Men’s or Women’s NCAA basketball championship, which is more compelling?

UConn senior guard Shabazz Napier (l) and his head coach Kevin Ollie (r) hope to continue the school's winning tradition on Monday night.

UConn senior guard Shabazz Napier (l) and his head coach Kevin Ollie (r) hope to continue the school’s winning tradition on Monday night.

By Charles Glover, Jr.

On Monday night the Kentucky Wildcats will take on the Connecticut Huskies in the Men’s National Championship. On Tuesday night the Notre Dame Fighting Irish will challenge the Connecticut Lady Huskies in the Women’s National Championship. Both games have intriguing stories that are sure to make the matchups entertaining.

The Kentucky Wildcats freshman Julius Randle (l) and Aaron Harrison (r) will attempt to lead  the school to their second title in 3 years.

The Kentucky Wildcats freshman Julius Randle (l) and Aaron Harrison (r) will attempt to lead the school to their second title in 3 years.

The men’s championship features two schools that have been very successful over the past fifteen years, yet neither team made the NCAA tournament last year. Kentucky features five freshmen, led by forward Julius Randle and guard Aaron Harrison. Harrison has become known for his late game heroics in this tournament. When asked about his confidence late in games he expressed, “You can’t be scared to miss…you want to be the guy that makes all the big shots.”

Connecticut is led by senior guard Shabazz Napier, a member of the 2011 National Championship team which was led by current Bobcat Kemba Walker. Napier displayed confidence in his team as he proclaimed, “We believe in each other and continue to believe…we are going to win. That is what we do.” On the sidelines, Kentucky’s coach John Calipari will be seeking his second national title in three attempts. Meanwhile, Kevin Ollie is in only his second season as a head coach and is already demonstrating his ability to lead the Huskies through difficult situations.

Notre Dame's senior guard Kayla McBride (c) attempts to lead her school to their second ever national title on Tuesday night.

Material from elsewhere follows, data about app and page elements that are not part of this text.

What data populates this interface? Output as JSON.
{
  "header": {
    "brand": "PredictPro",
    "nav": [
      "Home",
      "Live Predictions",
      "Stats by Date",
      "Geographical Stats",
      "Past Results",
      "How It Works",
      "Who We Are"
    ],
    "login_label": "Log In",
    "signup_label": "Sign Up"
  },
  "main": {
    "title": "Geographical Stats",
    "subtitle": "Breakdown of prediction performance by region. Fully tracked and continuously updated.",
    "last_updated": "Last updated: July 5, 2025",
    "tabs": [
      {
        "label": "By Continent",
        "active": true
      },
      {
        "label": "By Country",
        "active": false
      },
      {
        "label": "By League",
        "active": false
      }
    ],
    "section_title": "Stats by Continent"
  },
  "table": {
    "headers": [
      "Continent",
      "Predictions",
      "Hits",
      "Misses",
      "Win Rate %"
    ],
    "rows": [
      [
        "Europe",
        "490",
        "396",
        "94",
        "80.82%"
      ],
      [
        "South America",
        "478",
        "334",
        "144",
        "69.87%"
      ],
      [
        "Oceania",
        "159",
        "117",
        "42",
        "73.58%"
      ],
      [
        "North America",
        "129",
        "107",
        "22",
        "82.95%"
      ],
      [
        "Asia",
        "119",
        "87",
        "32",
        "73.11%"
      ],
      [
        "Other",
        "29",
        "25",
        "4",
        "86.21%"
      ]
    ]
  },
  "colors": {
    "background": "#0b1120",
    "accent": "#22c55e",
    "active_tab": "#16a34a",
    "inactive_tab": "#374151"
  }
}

Notre Dame’s senior guard Kayla McBride (c) attempts to lead her school to their second ever national title on Tuesday night.

The women’s championship features two schools that have been among the best over the past several years. Notre Dame gained national exposure when it was led over previous years by Skylar Diggins. However, this year’s team was led by recently injured senior forward Natalie Achonwa and senior guard Kayla McBride. Both players have been members of Notre Dame teams that have defeated UConn several times over the past few season but not in the NCAA tournament. UConn is looking to repeat as champions and win a record ninth national title. Led by junior forward Breanna Stewart, the Lady Huskies are likely to be favored to win as they have championship experience and their main contributors are healthy.

Breanna Stewart will be leaned heavily upon to lead UConn to their record ninth national championship.

Breanna Stewart will be leaned heavily upon to lead UConn to their record ninth national championship.

The University of Connecticut is looking to make history as they can achieve a feat only once completed before (in 2004) in having both the men’s and women’s team win the national title in the same year. Both teams are aware of their unique opportunity. As Lady Huskies guard Bria Hartley describes, “Our men are excited for us and we’re doing the same for them…both teams worked hard this year.” Interestingly, the University of Louisville had a chance to accomplish this feat last year but was unsuccessful. Yet another intriguing reason to watch both national championship games.–OnPointPress.net

Charles Glover, Jr. is a sports aficionado and a management training consultant. Follow me @OpenWindowMES on Twitter.com.